You stepped into that moment when you fully realize that the ‘system’ is ‘rigged’ (philosophically and structurally) to produce winners and losers; and the designated losers look like you!
And being true to yourself means that you can never turn your back on that knowing…
It’s that identifying, defining and self-realization moment when you understand that you share every under-expectation, the many stereotypical dismissals, and all of the nullifying thoughts that are visited on the children. Perhaps, you realize that when staff persons are ‘making fun of’, or talking negatively about the children, their parents, or the community where they live. They are also talking about you, your parents, and your community where you live (or once lived) with the parents and children.
An under and graduate college degree, professional licenses, and certifications don’t ever seem to certify and officiate your humanity, or justify your leadership position.
There are moments that seem almost hopeless:
In one majority Black school a transferred White teacher with a history of bigotry and discrimination in preventing Black kids from gaining access to his AP classes (the reason he was transferred); was voted in by the Black and White staff in his new school as the building union chapter leader…
It’s the loneliness of the politically aware principal.

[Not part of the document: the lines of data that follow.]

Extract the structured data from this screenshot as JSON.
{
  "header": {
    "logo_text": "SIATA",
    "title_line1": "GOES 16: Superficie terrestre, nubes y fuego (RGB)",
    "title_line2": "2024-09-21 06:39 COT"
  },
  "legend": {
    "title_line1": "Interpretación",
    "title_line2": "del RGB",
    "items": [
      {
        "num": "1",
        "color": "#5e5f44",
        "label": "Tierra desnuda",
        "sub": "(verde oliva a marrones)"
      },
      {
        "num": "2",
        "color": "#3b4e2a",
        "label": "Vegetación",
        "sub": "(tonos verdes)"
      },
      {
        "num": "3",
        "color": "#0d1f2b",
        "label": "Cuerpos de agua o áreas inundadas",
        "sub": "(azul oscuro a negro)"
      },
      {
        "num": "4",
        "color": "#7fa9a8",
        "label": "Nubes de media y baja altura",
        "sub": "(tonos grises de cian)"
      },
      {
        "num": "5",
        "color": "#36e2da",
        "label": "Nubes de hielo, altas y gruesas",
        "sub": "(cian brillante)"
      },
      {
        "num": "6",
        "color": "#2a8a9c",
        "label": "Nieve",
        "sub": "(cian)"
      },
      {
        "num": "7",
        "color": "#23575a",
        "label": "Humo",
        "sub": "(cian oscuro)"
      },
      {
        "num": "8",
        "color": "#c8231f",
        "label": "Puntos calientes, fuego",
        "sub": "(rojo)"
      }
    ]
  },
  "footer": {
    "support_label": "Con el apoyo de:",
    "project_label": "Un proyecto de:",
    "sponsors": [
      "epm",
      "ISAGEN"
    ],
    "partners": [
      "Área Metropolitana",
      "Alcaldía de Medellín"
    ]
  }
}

You set a ridiculous (and ludicrous if it were not sad and tragic) standard of expectations; you want your children to be treated like the entitled children (in the district) of America; and Both Black and White stakeholders work hard to frustrate your efforts…
Maybe it is even your White (or simple-minded Black) principal colleagues who speak of the ‘Principalship’ as an occupation or job; when you are thinking of it as a life-line, a lighthouse in a societal storm, a conscious call to service on behalf of an endangered people for whom society has rejected and forgotten.

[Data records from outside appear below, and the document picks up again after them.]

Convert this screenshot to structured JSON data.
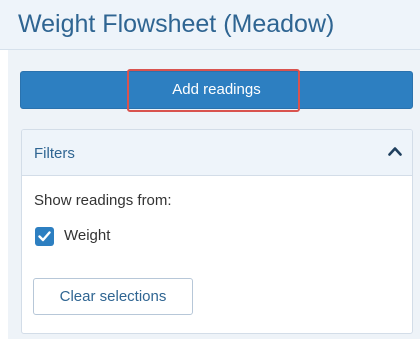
{
  "header": {
    "title": "Weight Flowsheet (Meadow)"
  },
  "toolbar": {
    "add_readings_label": "Add readings"
  },
  "filters": {
    "title": "Filters",
    "expanded": true,
    "show_from_label": "Show readings from:",
    "options": [
      {
        "label": "Weight",
        "checked": true
      }
    ],
    "clear_label": "Clear selections"
  },
  "colors": {
    "accent": "#2d7fc1",
    "title_text": "#2f6592",
    "highlight": "#d9534f",
    "panel_bg": "#eef3f8"
  },
  "icons": {
    "collapse": "chevron-up-icon",
    "checkbox": "check-icon"
  }
}
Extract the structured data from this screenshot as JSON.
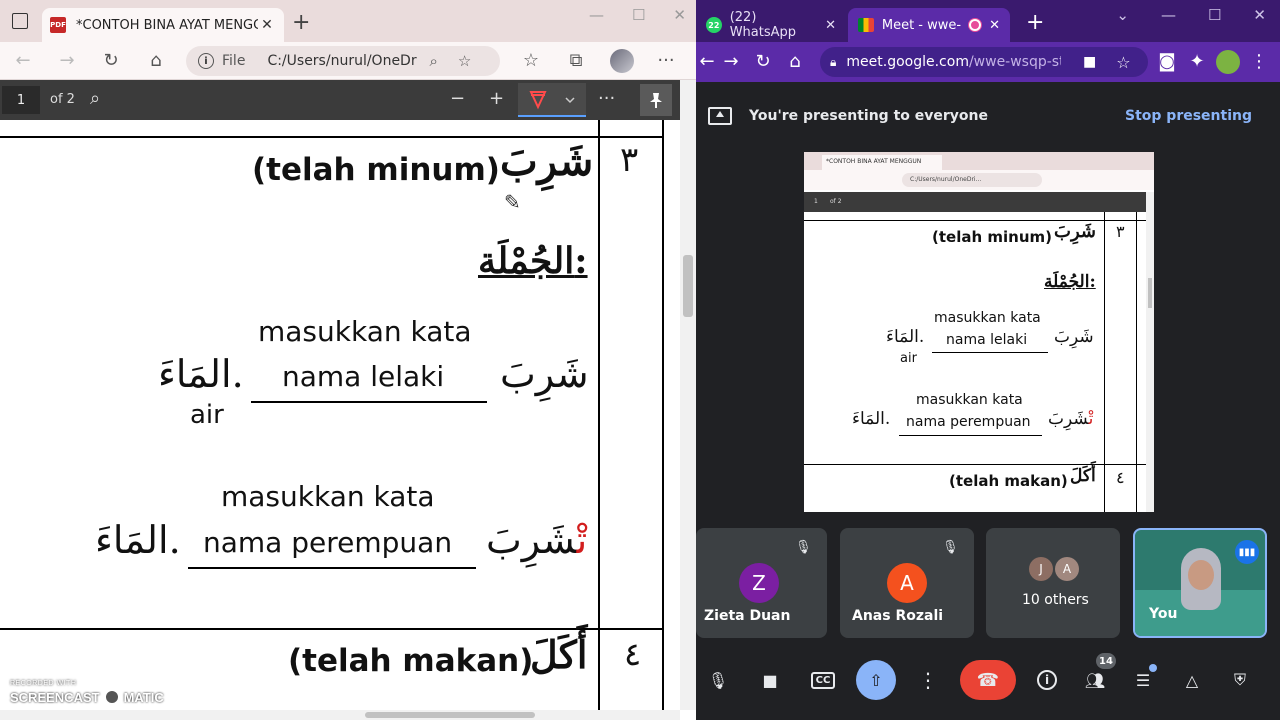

It would come early for me as a reminder in my first year as principal, before the start of school. I (dressed in a jacket and tie), standing in the hall talking to the White custodian (dressed in jeans and a T-shirt); when a White delivery man walks over to the custodian for a principal’s signature. My custodian is so painfully embarrassed by his White brother’s behavior, and then he sadly points to me: “He’s the principal”.

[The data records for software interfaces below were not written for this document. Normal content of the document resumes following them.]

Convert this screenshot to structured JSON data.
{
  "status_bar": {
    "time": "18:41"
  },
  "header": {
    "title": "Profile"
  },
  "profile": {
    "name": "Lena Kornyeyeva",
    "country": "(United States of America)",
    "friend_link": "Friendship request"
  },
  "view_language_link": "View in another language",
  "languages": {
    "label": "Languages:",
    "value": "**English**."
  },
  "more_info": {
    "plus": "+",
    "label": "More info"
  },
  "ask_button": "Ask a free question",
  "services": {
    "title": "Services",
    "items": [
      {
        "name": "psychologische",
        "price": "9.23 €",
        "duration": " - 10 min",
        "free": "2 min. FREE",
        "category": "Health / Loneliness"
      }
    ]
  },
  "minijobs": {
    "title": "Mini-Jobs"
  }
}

It is that ‘tipping-point’ moment when the principal gets that he or she is no different from the Black and Brown students in their school. And after that moment you cannot just be a ‘company-kept’ school leader.
And as with many self-actualizing moments, the price of ‘self’ knowledge is suffering, but it is a redemptive suffering that frames your work with a meaning and purpose.
An excerpt from chapter 2: The Educational Philosophy of the Principal.
“Neither a title nor position will allow me (even if I chose to try) to escape from my own existential American reality. I am Black and born in a nation where my skin color is a societal identifier and constant underestimation of who people believe I am and what I am capable of becoming…”
Michael A. Johnson has served as a public school teacher, Science Skills Center director, principal, and a school district superintendent. He also served as an adjunct professor of Science Education in the School of Education at St. John’s University. He recently completed a book on school leadership: Report to the Principal’s Office: Tools for Building Successful High School Administrative Leadership…